  • Nigeria – Refugees International released a groundbreaking report on the displaced women and girls affected by the Boko Haram insurgency in Nigeria’s Borno State. The report was presented to officials at the U.S. Departments of State and Defense, and to senior staff at the Senate and House foreign affairs committees. In response to the report, the humanitarian community deployed high-level teams to tackle the challenges highlighted by RI. In addition, the U.S. government provided another $41 million in humanitarian aid to people affected by conflict and severe food insecurity.  
  • Burundi – Following the release of Refugees International’s report on unmet and hidden displacement in Burundi, the UN Office for the Coordination of Humanitarian Affairs (OCHA) began work on a humanitarian response plan for Burundi—a first step towards increasing the humanitarian presence and assistance recommended by RI. In addition, after RI advocacy efforts in Brussels, the European Commission's Humanitarian Aid and Civilian Protection Department (ECHO) pledged €5 million in aid for the Burundi crisis - including, for the first time, "humanitarian protection activities inside Burundi." Prior EU aid packages had only benefited Burundian refugees in neighboring countries. RI raised concerns about conflict-related sexual violence in Burundi with UN Security Council members and senior Burundian officials. In particular, RI called on Burundi to thoroughly investigate allegations of sexual violence and criticized Burundi's public attempts to dismiss allegations and discredit survivors. 
  • Zimbabwe RI highlighted the lack of preparedness for a potential famine, which might unfold during the upcoming dry season in Zimbabwe. Soon after RI released its report, the United States and other donor governments announced an additional $54.5 million in humanitarian funding to help the country through the ongoing drought. As a result of our efforts, additional humanitarian staff has been deployed both in Zimbabwe and across southern Africa to improve coordination and preparedness for the worsening of crisis.
  •  Rwanda  An RI team helped uncover a secret government-supported campaign in Rwanda to arm refugees — including children — in violation of international law. RI shared this information with U.S. officials and the public, rallying the necessary support in Congress and in the Obama administration to levy sanctions against those responsible. As a result, reports of this illegal recruitment have dropped significantly, allowing refugees to live in security. RI’s findings were highlighted in the State Department’s Annual Human Rights Report. 
  • Ukraine OCHA adopted RI’s recommendation for improved assistance for people living in conflict zones and for greater UN advocacy to restore freedom of movement for civilians and goods. Refugees International and other NGOs also urged the Ukrainian government to improve its law covering internally displaced persons (IDPs) to better reflect international guidelines to develop long-range plans for IDPs.  Advocacy by RI and other NGOs made it possible for people displaced by war to register as IDPs and receive assistance. 

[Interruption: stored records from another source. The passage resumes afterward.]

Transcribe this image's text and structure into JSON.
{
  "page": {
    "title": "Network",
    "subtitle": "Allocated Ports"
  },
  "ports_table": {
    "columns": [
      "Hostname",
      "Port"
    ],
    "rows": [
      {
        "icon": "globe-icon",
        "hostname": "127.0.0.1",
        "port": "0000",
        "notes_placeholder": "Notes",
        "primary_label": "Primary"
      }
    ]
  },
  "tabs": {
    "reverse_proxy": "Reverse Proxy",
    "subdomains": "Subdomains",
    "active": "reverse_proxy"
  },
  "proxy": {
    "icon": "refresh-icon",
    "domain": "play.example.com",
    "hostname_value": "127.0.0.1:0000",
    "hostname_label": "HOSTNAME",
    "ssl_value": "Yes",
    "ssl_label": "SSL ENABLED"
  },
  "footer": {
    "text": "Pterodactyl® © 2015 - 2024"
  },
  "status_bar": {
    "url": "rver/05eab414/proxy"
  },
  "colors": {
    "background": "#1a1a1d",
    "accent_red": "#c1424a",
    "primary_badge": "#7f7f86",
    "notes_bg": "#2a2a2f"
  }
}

  •  Rohingya Refugees  In March, the U.S State Department’s Bureau of Population, Refugees and Migration released funding to assist the persecuted Rohingya community from Myanmar,  supporting education, health, and freedom of movement for Rohingya populations — all areas advocated by RI in 2015 and 2016 following missions in Southeast Asia.

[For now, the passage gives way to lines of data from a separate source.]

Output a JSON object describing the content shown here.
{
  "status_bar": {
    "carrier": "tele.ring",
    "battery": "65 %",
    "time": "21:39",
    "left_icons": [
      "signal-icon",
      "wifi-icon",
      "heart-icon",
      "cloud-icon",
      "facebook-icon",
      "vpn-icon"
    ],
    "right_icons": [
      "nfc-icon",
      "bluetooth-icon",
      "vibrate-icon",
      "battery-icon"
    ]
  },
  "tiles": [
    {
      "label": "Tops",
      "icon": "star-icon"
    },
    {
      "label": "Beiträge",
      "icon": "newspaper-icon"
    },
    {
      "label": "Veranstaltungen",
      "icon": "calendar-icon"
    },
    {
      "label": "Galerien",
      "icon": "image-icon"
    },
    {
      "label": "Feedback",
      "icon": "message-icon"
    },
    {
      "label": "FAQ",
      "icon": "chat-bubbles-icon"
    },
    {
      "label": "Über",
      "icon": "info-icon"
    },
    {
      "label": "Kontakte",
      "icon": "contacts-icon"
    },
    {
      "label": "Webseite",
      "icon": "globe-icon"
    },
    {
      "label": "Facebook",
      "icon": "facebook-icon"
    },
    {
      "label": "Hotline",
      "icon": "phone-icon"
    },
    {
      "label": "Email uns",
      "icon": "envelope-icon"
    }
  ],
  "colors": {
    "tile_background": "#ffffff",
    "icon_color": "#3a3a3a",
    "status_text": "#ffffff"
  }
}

  • Climate Displacement – RI undertook a mission to Myanmar to assess the status of the thousands of people affected by climate displacement. Following RI advocacy on climate displacement issues overall, the U.S. government announced it will join the Platform on Disaster Displacement (Nansen II) Steering Committee.